Family CAT is a 4 month manualised intervention designed to be administered by families independent of clinician support. A self scoring checklist is provided to assess and tailor Family CAT to the individual, along with descriptions of strategies for bathing, dressing, dental hygiene, make-up, toileting, housekeeping/care of living quarters, laundry, grocery shopping, transportation, management of money and consumables, medication management, social skills, communication and telephone use, leisure skills, work skills, and orientation. Family members will watch the DVD to gain insight into how the strategies can be implemented in real world settings. Having identified the areas of need, family members will administer the interventions and evaluate their effectiveness for the individual.
Other Name: Family CAT
No Intervention: Control group
Participants in this arm will support their family members as usual, and will not receive the Family CAT manual and DVD provided to those in the experimental arm of the study.
- Multnomah Community Ability Scale (MCAS) [ Time Frame: 4 months following baseline assessment ]The Multnomah Community Ability Scale (MCAS; Barker et al., 1994) is a 17-item scale assessing functionality in four domains - health, adaptation, social skills and behaviour.
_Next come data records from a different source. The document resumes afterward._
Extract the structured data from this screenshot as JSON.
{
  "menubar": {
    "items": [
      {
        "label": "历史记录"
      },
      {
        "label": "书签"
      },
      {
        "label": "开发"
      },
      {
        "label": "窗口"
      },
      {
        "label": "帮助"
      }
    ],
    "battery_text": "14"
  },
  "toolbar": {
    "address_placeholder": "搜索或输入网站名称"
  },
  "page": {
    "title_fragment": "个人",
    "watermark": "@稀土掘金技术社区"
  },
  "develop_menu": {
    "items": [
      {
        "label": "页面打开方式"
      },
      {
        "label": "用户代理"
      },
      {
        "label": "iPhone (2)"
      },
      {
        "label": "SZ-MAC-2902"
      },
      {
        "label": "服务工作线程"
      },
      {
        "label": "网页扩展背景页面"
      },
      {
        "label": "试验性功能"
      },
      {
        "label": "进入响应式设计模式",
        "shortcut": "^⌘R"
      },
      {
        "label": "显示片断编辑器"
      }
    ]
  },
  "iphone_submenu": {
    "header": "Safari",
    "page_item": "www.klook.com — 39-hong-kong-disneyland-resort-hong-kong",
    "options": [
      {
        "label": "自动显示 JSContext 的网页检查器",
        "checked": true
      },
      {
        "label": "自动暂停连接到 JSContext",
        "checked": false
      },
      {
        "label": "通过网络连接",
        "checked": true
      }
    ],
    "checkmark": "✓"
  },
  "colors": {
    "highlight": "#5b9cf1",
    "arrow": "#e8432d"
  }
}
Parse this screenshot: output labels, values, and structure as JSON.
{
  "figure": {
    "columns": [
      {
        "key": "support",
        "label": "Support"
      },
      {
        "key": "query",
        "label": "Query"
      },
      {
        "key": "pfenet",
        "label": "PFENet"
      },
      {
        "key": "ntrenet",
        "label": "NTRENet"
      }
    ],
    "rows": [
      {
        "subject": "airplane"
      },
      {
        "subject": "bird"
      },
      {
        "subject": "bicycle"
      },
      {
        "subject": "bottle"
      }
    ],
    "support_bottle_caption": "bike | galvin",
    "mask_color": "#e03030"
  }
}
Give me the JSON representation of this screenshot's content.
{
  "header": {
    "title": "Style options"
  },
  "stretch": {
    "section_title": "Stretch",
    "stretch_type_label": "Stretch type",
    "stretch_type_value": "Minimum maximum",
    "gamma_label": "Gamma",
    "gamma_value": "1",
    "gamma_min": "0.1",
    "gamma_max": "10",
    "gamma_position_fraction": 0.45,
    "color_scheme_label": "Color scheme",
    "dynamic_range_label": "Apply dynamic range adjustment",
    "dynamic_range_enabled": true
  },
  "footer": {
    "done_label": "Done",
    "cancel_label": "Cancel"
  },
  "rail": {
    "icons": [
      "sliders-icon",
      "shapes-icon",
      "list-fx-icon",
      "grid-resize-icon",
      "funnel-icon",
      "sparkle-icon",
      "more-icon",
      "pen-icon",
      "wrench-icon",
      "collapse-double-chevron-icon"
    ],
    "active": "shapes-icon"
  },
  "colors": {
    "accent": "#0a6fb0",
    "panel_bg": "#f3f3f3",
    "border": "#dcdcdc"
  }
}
Ratings are made on the basis of an interview with the patient and their family member. The MCAS generates a total score ranging from 17 to 85. Items on the MCAS are scored on a five-point scale. The four total domain scores ranges are - health, 5-25; adaptation, 3-15; social skills, 5-25; behaviour, 4-20. Lower ratings indicate less ability. Higher ratings usually mean an assessment of greater ability.
- Brief Adherence Rating Scale (BARS) [ Time Frame: 4 months following baseline assessment ]The Brief Adherence Rating Scale (BARS; Byerly et al., 2008) is a 4-item, valid, reliable, sensitive, measure with which to obtain specific estimates of antipsychotic medication adherence of outpatients with schizophrenia. A total percentage score on a scale ranging from 0 to 100, with 0 indicating less adherence and 100 total adherence.
- Satisfaction With Life Scale [ Time Frame: 4 months following baseline assessment ]8 out of 18 items from the Satisfaction With Life Scale (Test et al., 2005) will measure the perceived quality of life of the individual with schizophrenia by tapping into global satisfaction in domains relevant to CAT (e.g., How satisfied are you with yourself on the whole? - 5 point scale, not at all - great deal). This scale is well-validated with a schizophrenia population and is being shortened as not all items are relevant to CAT nor expected to be sensitive to change in a 4 month period, and there is a need to abbreviate the battery to reduce the risk of fatigue in a lengthy phone interview. These 8 items comprise four domains of social relationships, employment/work, social and present life and living situation. A low score indicates less satisfaction in these domains and a higher score indicating greater satisfaction. Total scores can range from 8-40 and subscale scores range from 1-5.
- Involvement Evaluation Questionnaire (IES) [ Time Frame: 4 months following baseline assessment ]The 31-item Involvement Evaluation Questionnaire (IEQ; Van Wijngaarden et al., 2000) measures caregiver burden. It has been validated for caregivers of individuals with schizophrenia, covers a broad domain of caregiving consequences and refers to burden experienced within the past 4 weeks. Mean scores are calculated for the total scale and sub-scales. Total scores can range from 29 to 145 with sub-scale domains ranging - tension, 9-45; supervision, 6-30; worrying, 6-30; and urging, 8-40. Lower total and subscale scores indicate less burden and higher scores greater level of caregiver burden.
Please refer to this study by its ClinicalTrials.gov identifier (NCT number): NCT01768000
|Centre for Addiction and Mental Health|
|Toronto, Ontario, Canada|
|Principal Investigator:||Sean Kidd, Ph.D||Centre for Addiction and Mental Health|